### The input ###

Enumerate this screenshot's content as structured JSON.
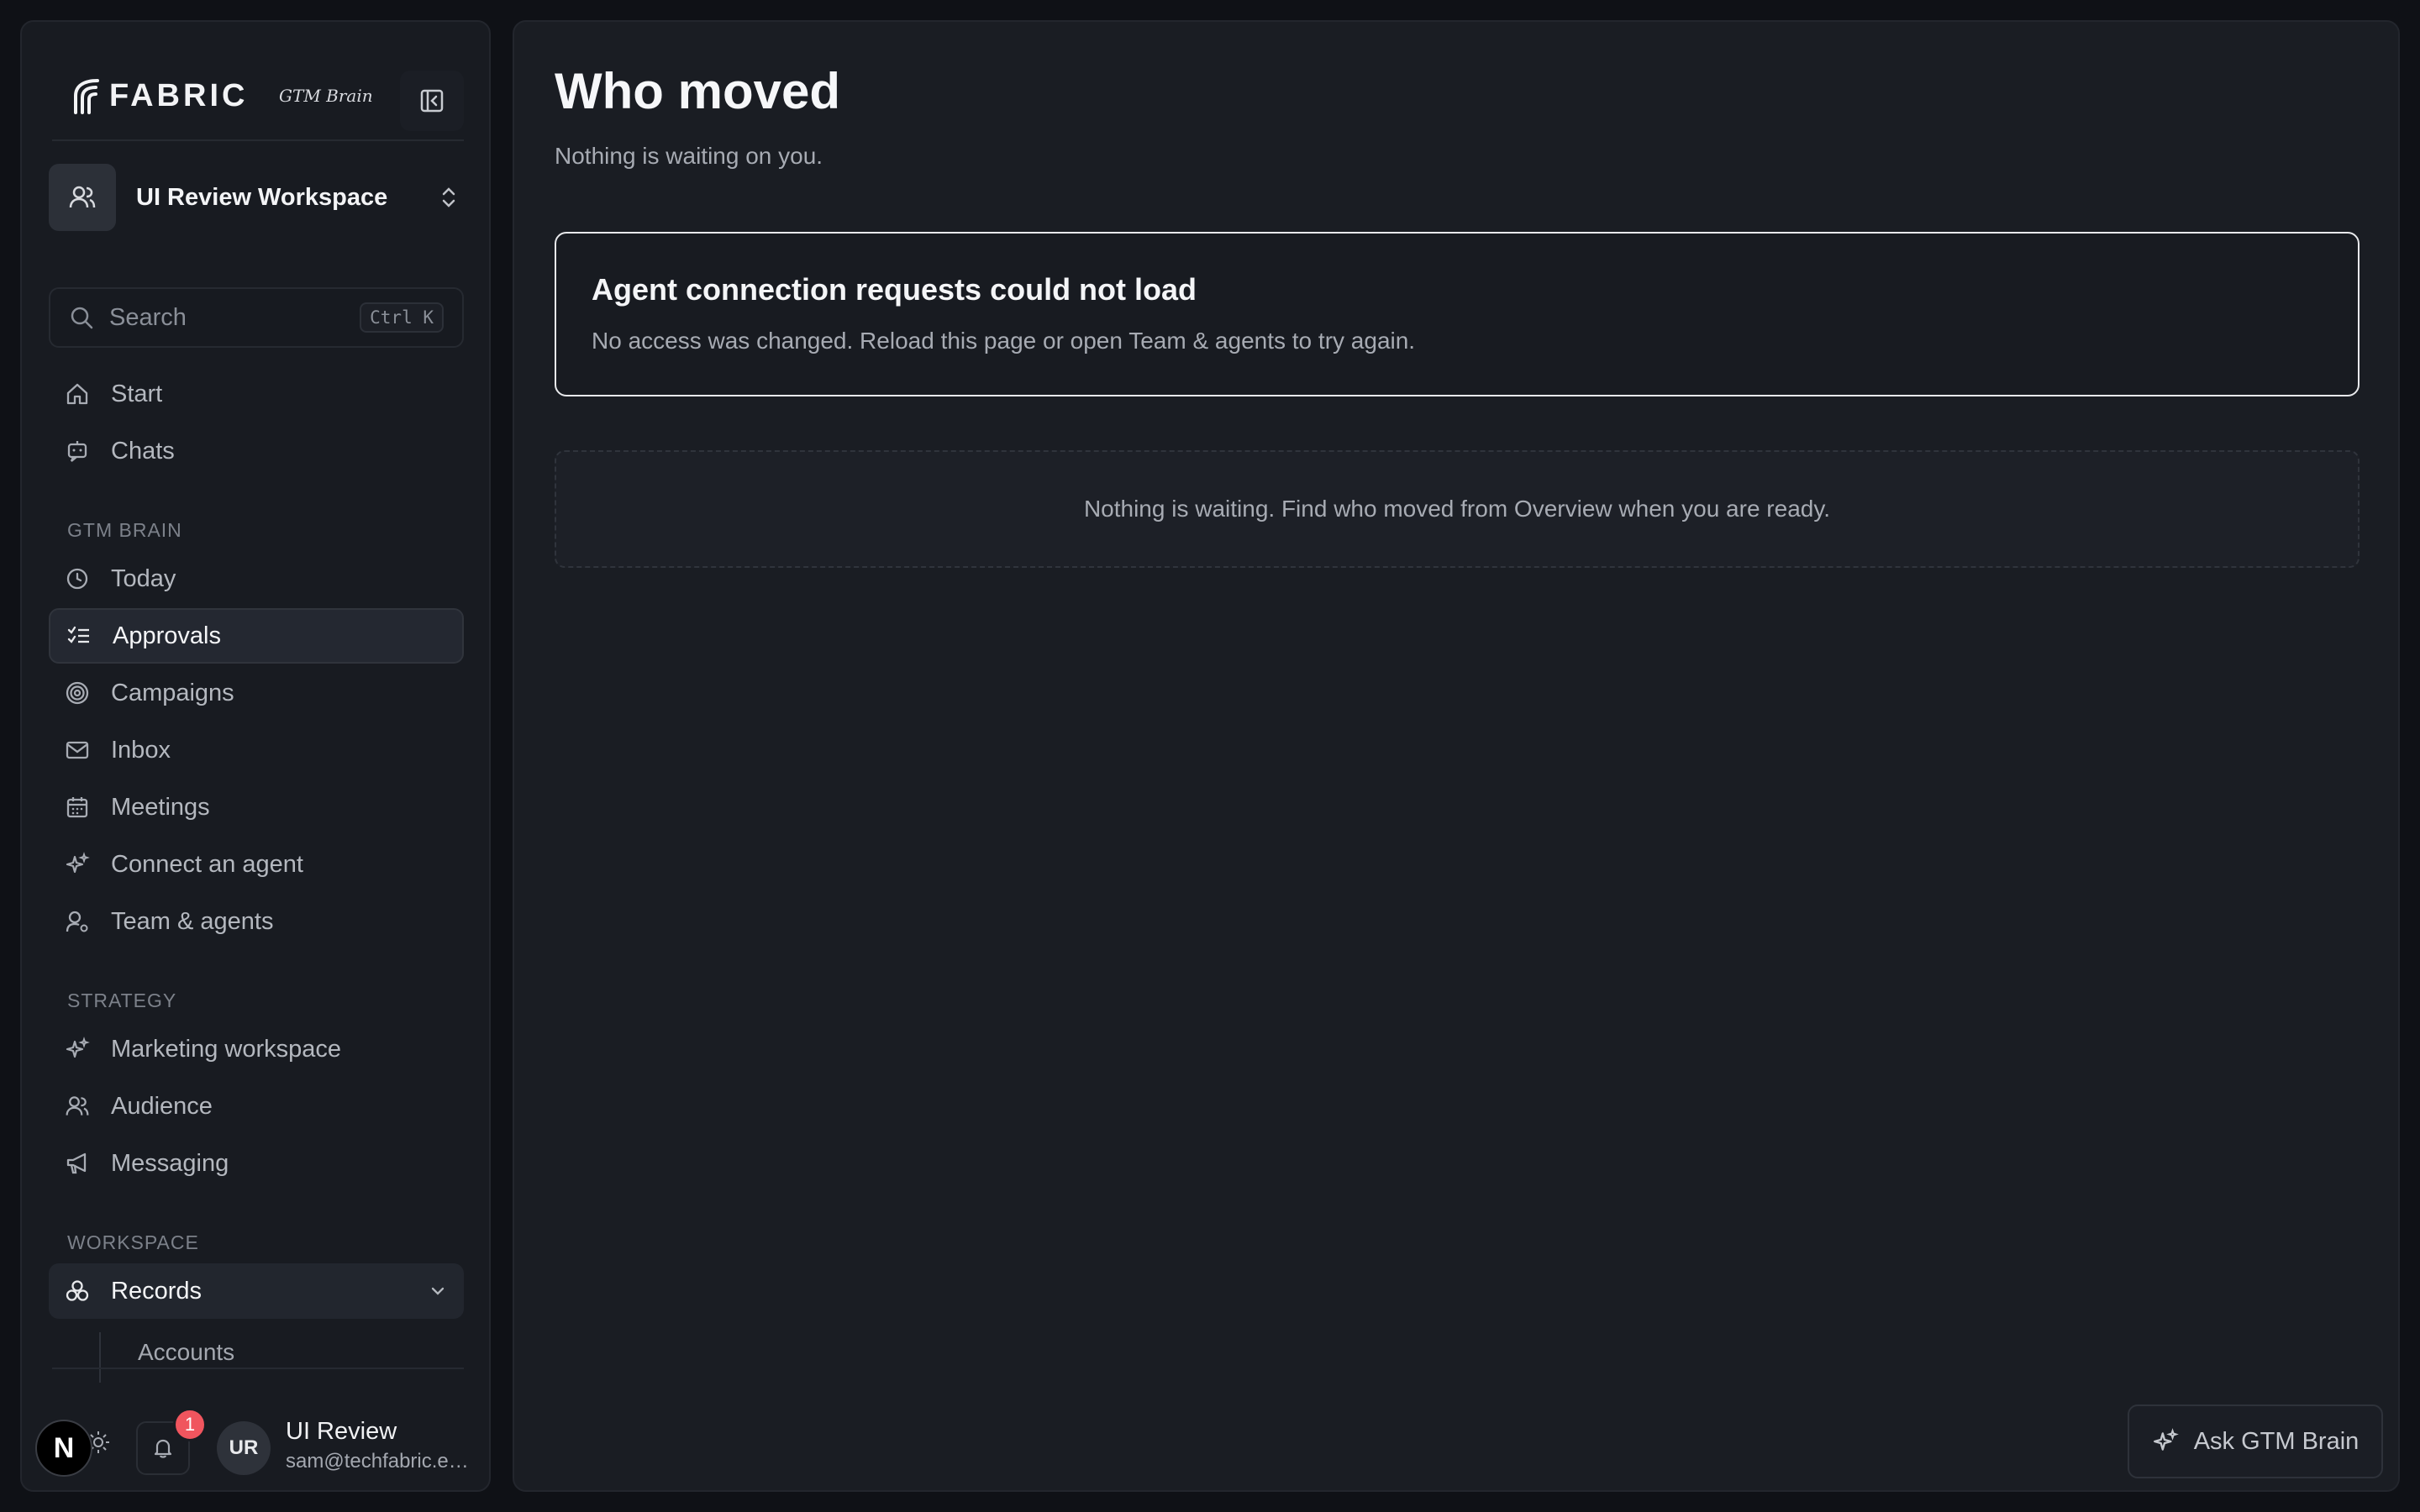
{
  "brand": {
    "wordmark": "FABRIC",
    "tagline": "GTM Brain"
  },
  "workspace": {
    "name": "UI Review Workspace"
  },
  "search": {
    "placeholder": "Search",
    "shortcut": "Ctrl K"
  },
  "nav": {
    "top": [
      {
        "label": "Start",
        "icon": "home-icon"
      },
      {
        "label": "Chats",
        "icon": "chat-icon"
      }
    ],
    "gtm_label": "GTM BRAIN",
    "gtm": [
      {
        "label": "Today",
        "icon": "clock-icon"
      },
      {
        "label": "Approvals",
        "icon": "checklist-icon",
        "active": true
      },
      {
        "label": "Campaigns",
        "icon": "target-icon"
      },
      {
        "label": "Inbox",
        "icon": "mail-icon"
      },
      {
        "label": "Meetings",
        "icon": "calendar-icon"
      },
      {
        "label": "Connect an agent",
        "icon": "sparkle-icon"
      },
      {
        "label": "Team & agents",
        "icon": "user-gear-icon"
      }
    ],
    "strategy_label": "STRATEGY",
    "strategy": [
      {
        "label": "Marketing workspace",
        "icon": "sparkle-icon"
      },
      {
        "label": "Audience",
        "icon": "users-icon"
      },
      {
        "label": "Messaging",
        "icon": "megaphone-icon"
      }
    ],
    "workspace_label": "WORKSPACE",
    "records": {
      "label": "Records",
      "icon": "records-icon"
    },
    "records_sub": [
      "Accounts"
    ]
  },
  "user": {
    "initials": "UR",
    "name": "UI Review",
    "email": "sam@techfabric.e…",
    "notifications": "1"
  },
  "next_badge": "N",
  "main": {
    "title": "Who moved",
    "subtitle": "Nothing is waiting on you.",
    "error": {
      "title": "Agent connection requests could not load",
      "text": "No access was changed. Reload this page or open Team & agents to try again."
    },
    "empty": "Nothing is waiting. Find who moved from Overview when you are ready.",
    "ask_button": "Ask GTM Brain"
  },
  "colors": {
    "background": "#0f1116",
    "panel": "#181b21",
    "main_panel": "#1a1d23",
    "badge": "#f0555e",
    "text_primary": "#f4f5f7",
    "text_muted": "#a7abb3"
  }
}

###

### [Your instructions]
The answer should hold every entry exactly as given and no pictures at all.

### [Answer space]
Enumerate this screenshot's content as structured JSON.
{
  "brand": {
    "wordmark": "FABRIC",
    "tagline": "GTM Brain"
  },
  "workspace": {
    "name": "UI Review Workspace"
  },
  "search": {
    "placeholder": "Search",
    "shortcut": "Ctrl K"
  },
  "nav": {
    "top": [
      {
        "label": "Start",
        "icon": "home-icon"
      },
      {
        "label": "Chats",
        "icon": "chat-icon"
      }
    ],
    "gtm_label": "GTM BRAIN",
    "gtm": [
      {
        "label": "Today",
        "icon": "clock-icon"
      },
      {
        "label": "Approvals",
        "icon": "checklist-icon",
        "active": true
      },
      {
        "label": "Campaigns",
        "icon": "target-icon"
      },
      {
        "label": "Inbox",
        "icon": "mail-icon"
      },
      {
        "label": "Meetings",
        "icon": "calendar-icon"
      },
      {
        "label": "Connect an agent",
        "icon": "sparkle-icon"
      },
      {
        "label": "Team & agents",
        "icon": "user-gear-icon"
      }
    ],
    "strategy_label": "STRATEGY",
    "strategy": [
      {
        "label": "Marketing workspace",
        "icon": "sparkle-icon"
      },
      {
        "label": "Audience",
        "icon": "users-icon"
      },
      {
        "label": "Messaging",
        "icon": "megaphone-icon"
      }
    ],
    "workspace_label": "WORKSPACE",
    "records": {
      "label": "Records",
      "icon": "records-icon"
    },
    "records_sub": [
      "Accounts"
    ]
  },
  "user": {
    "initials": "UR",
    "name": "UI Review",
    "email": "sam@techfabric.e…",
    "notifications": "1"
  },
  "next_badge": "N",
  "main": {
    "title": "Who moved",
    "subtitle": "Nothing is waiting on you.",
    "error": {
      "title": "Agent connection requests could not load",
      "text": "No access was changed. Reload this page or open Team & agents to try again."
    },
    "empty": "Nothing is waiting. Find who moved from Overview when you are ready.",
    "ask_button": "Ask GTM Brain"
  },
  "colors": {
    "background": "#0f1116",
    "panel": "#181b21",
    "main_panel": "#1a1d23",
    "badge": "#f0555e",
    "text_primary": "#f4f5f7",
    "text_muted": "#a7abb3"
  }
}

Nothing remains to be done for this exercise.